The idea was to hang him, but Bean was rescued in time. He had rope burn marks and a stiff neck the rest of his life

Bean’s Marriage and family

For the next 30 years Bean was something of a drifter. In the 1860s he moved to Texas, trying his luck in a variety of occupations-saloon keeper, butcher, and teamster. He was a shady character; when he ran a dairy business, he was accused of watering down the milk.

He married a Mexican woman, Virginia Chavez, and they lived in a wretched slum named Beanville.
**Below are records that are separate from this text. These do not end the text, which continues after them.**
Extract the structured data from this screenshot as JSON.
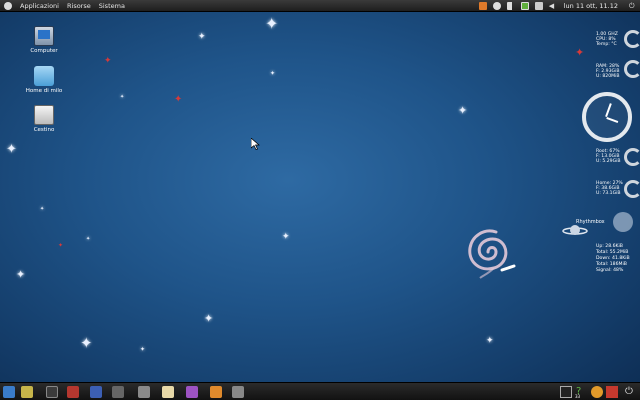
{
  "top_panel": {
    "menus": [
      "Applicazioni",
      "Risorse",
      "Sistema"
    ],
    "clock": "lun 11 ott, 11.12"
  },
  "desktop_icons": [
    {
      "label": "Computer",
      "icon": "computer-icon"
    },
    {
      "label": "Home di milo",
      "icon": "home-folder-icon"
    },
    {
      "label": "Cestino",
      "icon": "trash-icon"
    }
  ],
  "conky": {
    "cpu": [
      "1.00 GHZ",
      "CPU: 8%",
      "Temp: °C"
    ],
    "ram": [
      "RAM: 28%",
      "F: 2.93GiB",
      "U: 820MiB"
    ],
    "root": [
      "Root: 67%",
      "F: 13.0GiB",
      "U: 5.29GiB"
    ],
    "home": [
      "Home: 27%",
      "F: 38.6GiB",
      "U: 73.1GiB"
    ],
    "rhythmbox_label": "Rhythmbox",
    "net": [
      "Up: 28.6KiB",
      "Total: 55.2MiB",
      "Down: 41.8KiB",
      "Total: 186MiB",
      "Signal: 48%"
    ]
  },
  "bottom_panel": {
    "badge": "33"
  },
  "colors": {
    "wallpaper": "#1f5489",
    "panel": "#1e1e1e",
    "star_red": "#d63a3a"
  }
}
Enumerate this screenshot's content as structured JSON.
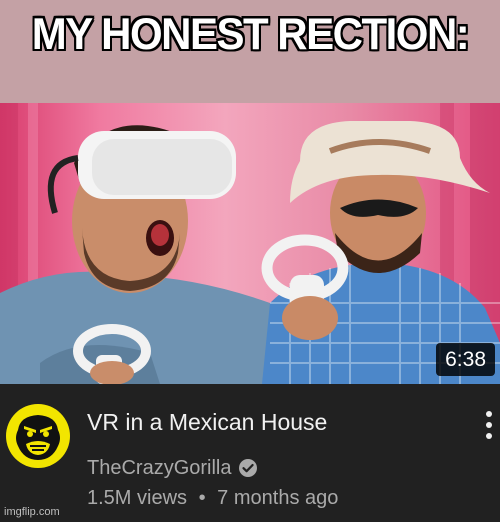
{
  "meme": {
    "caption": "MY HONEST RECTION:",
    "background_color": "#c4a1a5"
  },
  "video": {
    "duration": "6:38",
    "title": "VR in a Mexican House",
    "channel_name": "TheCrazyGorilla",
    "views": "1.5M views",
    "separator": "•",
    "age": "7 months ago",
    "verified_icon": "verified-check-icon",
    "more_icon": "vertical-ellipsis-icon",
    "avatar": "gorilla-logo"
  },
  "watermark": "imgflip.com",
  "colors": {
    "panel_bg": "#212121",
    "title_text": "#f1f1f1",
    "meta_text": "#aaaaaa",
    "avatar_yellow": "#f2e500"
  }
}
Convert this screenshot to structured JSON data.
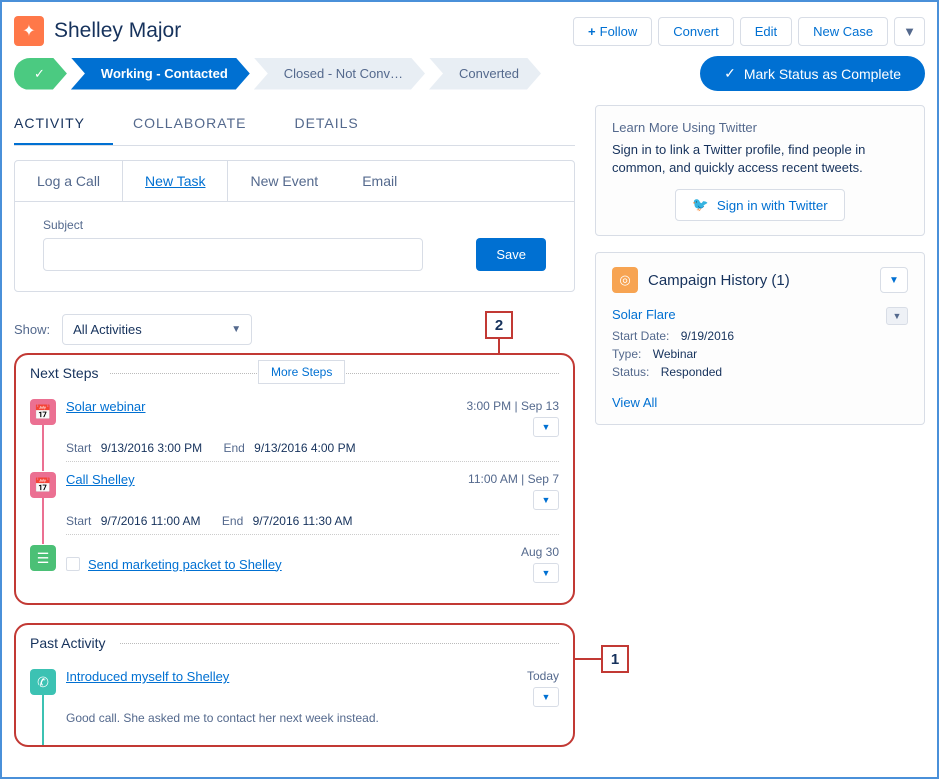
{
  "header": {
    "title": "Shelley Major",
    "actions": {
      "follow": "Follow",
      "convert": "Convert",
      "edit": "Edit",
      "new_case": "New Case"
    }
  },
  "path": {
    "steps": [
      {
        "label": "✓",
        "state": "done"
      },
      {
        "label": "Working - Contacted",
        "state": "current"
      },
      {
        "label": "Closed - Not Conv…",
        "state": ""
      },
      {
        "label": "Converted",
        "state": ""
      }
    ],
    "complete_button": "Mark Status as Complete"
  },
  "main_tabs": {
    "activity": "ACTIVITY",
    "collaborate": "COLLABORATE",
    "details": "DETAILS"
  },
  "composer": {
    "tabs": {
      "log_call": "Log a Call",
      "new_task": "New Task",
      "new_event": "New Event",
      "email": "Email"
    },
    "subject_label": "Subject",
    "subject_value": "",
    "save": "Save"
  },
  "filter": {
    "label": "Show:",
    "value": "All Activities"
  },
  "callouts": {
    "one": "1",
    "two": "2"
  },
  "next_steps": {
    "heading": "Next Steps",
    "more": "More Steps",
    "items": [
      {
        "title": "Solar webinar",
        "when": "3:00 PM | Sep 13",
        "start": "9/13/2016 3:00 PM",
        "end": "9/13/2016 4:00 PM",
        "type": "event"
      },
      {
        "title": "Call Shelley",
        "when": "11:00 AM | Sep 7",
        "start": "9/7/2016 11:00 AM",
        "end": "9/7/2016 11:30 AM",
        "type": "event"
      },
      {
        "title": "Send marketing packet to Shelley",
        "when": "Aug 30",
        "type": "task"
      }
    ]
  },
  "past_activity": {
    "heading": "Past Activity",
    "items": [
      {
        "title": "Introduced myself to Shelley",
        "when": "Today",
        "note": "Good call. She asked me to contact her next week instead.",
        "type": "call"
      }
    ]
  },
  "labels": {
    "start": "Start",
    "end": "End"
  },
  "twitter_card": {
    "heading": "Learn More Using Twitter",
    "text": "Sign in to link a Twitter profile, find people in common, and quickly access recent tweets.",
    "button": "Sign in with Twitter"
  },
  "campaign_card": {
    "title": "Campaign History (1)",
    "item": {
      "name": "Solar Flare",
      "fields": {
        "start_date_label": "Start Date:",
        "start_date": "9/19/2016",
        "type_label": "Type:",
        "type": "Webinar",
        "status_label": "Status:",
        "status": "Responded"
      }
    },
    "view_all": "View All"
  }
}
The couple had four children, but Bean was abusive, and they separated within a few years.

Judge Roy Bean, Law West of the Pecos

In 1882 Bean was in the Pecos River country of west Texas. The cactus-dotted, boulder-strewn soil provides little shelter, exposing man and beast alike to a burning sun and oven-like temperatures. The railroad was moving west, and within 20 miles of Bean’s saloon were 8,000 railroad construction workers. The nearest court was 200 miles away, so Bean was sworn in as Justice of the Peace for the region.

“Judge” Bean moved his “court” two or three times in the course of his 20-odd year “legal” career. Whatever the location, the courtroom was always attached to a bar. Jurors were expected to buy a drink. His most famous location was Lantry, named after the famous English actress Lily Langtry. His saloon, the “Jersey Lily,” was named after her.

As “judge,” Bean relied on his own often unorthodox thinking to solve cases. When a prostitute killed one of her customers, Bean ruled it “suicide.” A lawyer on the scene objected, but Bean held firm. After all, some time earlier he had warned the victim that playing around with that women would be suicide—and so it proved.

Judge Bean’s Last Years

Roy Bean was dispensing his rough justice into the early years of the twentieth century. He was a legend by then, a portly man with a bulbous nose and a snow-white beard. “Judge” Roy Bean died on March 16, 1903, after a heavy drinking spree. A short time after he died, Lily Langtry actually visited her namesake town, calling the sojourn brief but “memorable.”

Sources:

  1. Jack Skiles, Roy Bean Country (Texas Tech, 1996)
  2. C.L. Sonninschsen, Roy Bean: Law West of the Pecos (University of New Mexico Press, 1986)